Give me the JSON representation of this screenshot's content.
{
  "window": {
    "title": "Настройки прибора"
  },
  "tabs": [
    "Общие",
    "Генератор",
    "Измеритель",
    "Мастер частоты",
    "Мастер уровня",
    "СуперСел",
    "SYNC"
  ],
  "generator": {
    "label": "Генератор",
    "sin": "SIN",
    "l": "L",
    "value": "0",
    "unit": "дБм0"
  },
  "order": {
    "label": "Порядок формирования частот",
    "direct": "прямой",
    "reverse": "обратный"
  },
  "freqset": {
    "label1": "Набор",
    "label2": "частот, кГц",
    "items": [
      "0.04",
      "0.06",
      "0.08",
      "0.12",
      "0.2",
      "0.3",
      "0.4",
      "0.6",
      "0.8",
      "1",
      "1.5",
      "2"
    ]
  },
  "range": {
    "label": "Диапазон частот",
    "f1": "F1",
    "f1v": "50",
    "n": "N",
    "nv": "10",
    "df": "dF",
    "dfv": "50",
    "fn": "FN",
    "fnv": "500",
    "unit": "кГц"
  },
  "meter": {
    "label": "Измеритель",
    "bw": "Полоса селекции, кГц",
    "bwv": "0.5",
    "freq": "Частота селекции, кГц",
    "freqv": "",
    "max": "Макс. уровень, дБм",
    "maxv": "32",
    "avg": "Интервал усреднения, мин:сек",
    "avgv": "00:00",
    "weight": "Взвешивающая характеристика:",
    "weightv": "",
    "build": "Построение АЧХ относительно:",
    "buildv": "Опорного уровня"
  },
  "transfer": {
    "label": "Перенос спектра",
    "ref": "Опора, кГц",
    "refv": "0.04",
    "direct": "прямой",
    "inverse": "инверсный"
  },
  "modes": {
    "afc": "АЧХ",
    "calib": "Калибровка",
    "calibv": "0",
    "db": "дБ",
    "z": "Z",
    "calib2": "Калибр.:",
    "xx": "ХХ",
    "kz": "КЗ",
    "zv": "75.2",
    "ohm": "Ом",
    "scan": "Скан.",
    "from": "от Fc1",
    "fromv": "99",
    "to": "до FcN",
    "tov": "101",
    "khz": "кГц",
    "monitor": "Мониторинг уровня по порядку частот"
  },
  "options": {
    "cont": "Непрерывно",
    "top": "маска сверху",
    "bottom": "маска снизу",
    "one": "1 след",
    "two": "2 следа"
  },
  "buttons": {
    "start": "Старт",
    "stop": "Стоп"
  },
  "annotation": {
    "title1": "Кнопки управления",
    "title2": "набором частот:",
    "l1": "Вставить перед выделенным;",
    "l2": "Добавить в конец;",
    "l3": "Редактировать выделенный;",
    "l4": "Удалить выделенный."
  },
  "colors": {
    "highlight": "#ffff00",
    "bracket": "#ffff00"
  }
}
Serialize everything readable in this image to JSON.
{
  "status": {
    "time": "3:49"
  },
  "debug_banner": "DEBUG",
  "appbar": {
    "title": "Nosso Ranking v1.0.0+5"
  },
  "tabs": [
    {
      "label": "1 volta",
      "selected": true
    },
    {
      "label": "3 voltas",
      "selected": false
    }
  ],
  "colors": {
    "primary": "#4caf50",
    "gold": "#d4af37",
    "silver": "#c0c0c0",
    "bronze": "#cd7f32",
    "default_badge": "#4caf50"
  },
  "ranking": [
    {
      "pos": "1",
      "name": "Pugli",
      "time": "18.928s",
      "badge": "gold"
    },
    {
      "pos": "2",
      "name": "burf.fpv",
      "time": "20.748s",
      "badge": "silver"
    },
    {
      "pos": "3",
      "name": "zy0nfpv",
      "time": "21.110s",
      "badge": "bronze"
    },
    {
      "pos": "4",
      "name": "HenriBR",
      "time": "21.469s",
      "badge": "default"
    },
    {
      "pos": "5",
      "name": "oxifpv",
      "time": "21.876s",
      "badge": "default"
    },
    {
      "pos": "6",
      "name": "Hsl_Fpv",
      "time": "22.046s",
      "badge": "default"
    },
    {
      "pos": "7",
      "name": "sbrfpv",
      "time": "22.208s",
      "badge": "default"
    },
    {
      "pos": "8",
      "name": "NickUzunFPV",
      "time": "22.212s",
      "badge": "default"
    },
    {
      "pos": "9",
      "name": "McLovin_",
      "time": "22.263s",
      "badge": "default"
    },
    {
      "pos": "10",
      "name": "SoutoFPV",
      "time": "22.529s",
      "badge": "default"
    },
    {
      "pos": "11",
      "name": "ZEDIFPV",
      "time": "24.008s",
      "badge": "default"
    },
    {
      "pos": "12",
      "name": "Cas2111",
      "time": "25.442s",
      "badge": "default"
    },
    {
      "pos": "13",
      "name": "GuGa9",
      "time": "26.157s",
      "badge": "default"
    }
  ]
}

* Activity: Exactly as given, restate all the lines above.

* Solution to the problem:
Give me the JSON representation of this screenshot's content.
{
  "window": {
    "title": "Настройки прибора"
  },
  "tabs": [
    "Общие",
    "Генератор",
    "Измеритель",
    "Мастер частоты",
    "Мастер уровня",
    "СуперСел",
    "SYNC"
  ],
  "generator": {
    "label": "Генератор",
    "sin": "SIN",
    "l": "L",
    "value": "0",
    "unit": "дБм0"
  },
  "order": {
    "label": "Порядок формирования частот",
    "direct": "прямой",
    "reverse": "обратный"
  },
  "freqset": {
    "label1": "Набор",
    "label2": "частот, кГц",
    "items": [
      "0.04",
      "0.06",
      "0.08",
      "0.12",
      "0.2",
      "0.3",
      "0.4",
      "0.6",
      "0.8",
      "1",
      "1.5",
      "2"
    ]
  },
  "range": {
    "label": "Диапазон частот",
    "f1": "F1",
    "f1v": "50",
    "n": "N",
    "nv": "10",
    "df": "dF",
    "dfv": "50",
    "fn": "FN",
    "fnv": "500",
    "unit": "кГц"
  },
  "meter": {
    "label": "Измеритель",
    "bw": "Полоса селекции, кГц",
    "bwv": "0.5",
    "freq": "Частота селекции, кГц",
    "freqv": "",
    "max": "Макс. уровень, дБм",
    "maxv": "32",
    "avg": "Интервал усреднения, мин:сек",
    "avgv": "00:00",
    "weight": "Взвешивающая характеристика:",
    "weightv": "",
    "build": "Построение АЧХ относительно:",
    "buildv": "Опорного уровня"
  },
  "transfer": {
    "label": "Перенос спектра",
    "ref": "Опора, кГц",
    "refv": "0.04",
    "direct": "прямой",
    "inverse": "инверсный"
  },
  "modes": {
    "afc": "АЧХ",
    "calib": "Калибровка",
    "calibv": "0",
    "db": "дБ",
    "z": "Z",
    "calib2": "Калибр.:",
    "xx": "ХХ",
    "kz": "КЗ",
    "zv": "75.2",
    "ohm": "Ом",
    "scan": "Скан.",
    "from": "от Fc1",
    "fromv": "99",
    "to": "до FcN",
    "tov": "101",
    "khz": "кГц",
    "monitor": "Мониторинг уровня по порядку частот"
  },
  "options": {
    "cont": "Непрерывно",
    "top": "маска сверху",
    "bottom": "маска снизу",
    "one": "1 след",
    "two": "2 следа"
  },
  "buttons": {
    "start": "Старт",
    "stop": "Стоп"
  },
  "annotation": {
    "title1": "Кнопки управления",
    "title2": "набором частот:",
    "l1": "Вставить перед выделенным;",
    "l2": "Добавить в конец;",
    "l3": "Редактировать выделенный;",
    "l4": "Удалить выделенный."
  },
  "colors": {
    "highlight": "#ffff00",
    "bracket": "#ffff00"
  }
}
Serialize everything readable in this image to JSON.
{
  "status": {
    "time": "3:49"
  },
  "debug_banner": "DEBUG",
  "appbar": {
    "title": "Nosso Ranking v1.0.0+5"
  },
  "tabs": [
    {
      "label": "1 volta",
      "selected": true
    },
    {
      "label": "3 voltas",
      "selected": false
    }
  ],
  "colors": {
    "primary": "#4caf50",
    "gold": "#d4af37",
    "silver": "#c0c0c0",
    "bronze": "#cd7f32",
    "default_badge": "#4caf50"
  },
  "ranking": [
    {
      "pos": "1",
      "name": "Pugli",
      "time": "18.928s",
      "badge": "gold"
    },
    {
      "pos": "2",
      "name": "burf.fpv",
      "time": "20.748s",
      "badge": "silver"
    },
    {
      "pos": "3",
      "name": "zy0nfpv",
      "time": "21.110s",
      "badge": "bronze"
    },
    {
      "pos": "4",
      "name": "HenriBR",
      "time": "21.469s",
      "badge": "default"
    },
    {
      "pos": "5",
      "name": "oxifpv",
      "time": "21.876s",
      "badge": "default"
    },
    {
      "pos": "6",
      "name": "Hsl_Fpv",
      "time": "22.046s",
      "badge": "default"
    },
    {
      "pos": "7",
      "name": "sbrfpv",
      "time": "22.208s",
      "badge": "default"
    },
    {
      "pos": "8",
      "name": "NickUzunFPV",
      "time": "22.212s",
      "badge": "default"
    },
    {
      "pos": "9",
      "name": "McLovin_",
      "time": "22.263s",
      "badge": "default"
    },
    {
      "pos": "10",
      "name": "SoutoFPV",
      "time": "22.529s",
      "badge": "default"
    },
    {
      "pos": "11",
      "name": "ZEDIFPV",
      "time": "24.008s",
      "badge": "default"
    },
    {
      "pos": "12",
      "name": "Cas2111",
      "time": "25.442s",
      "badge": "default"
    },
    {
      "pos": "13",
      "name": "GuGa9",
      "time": "26.157s",
      "badge": "default"
    }
  ]
}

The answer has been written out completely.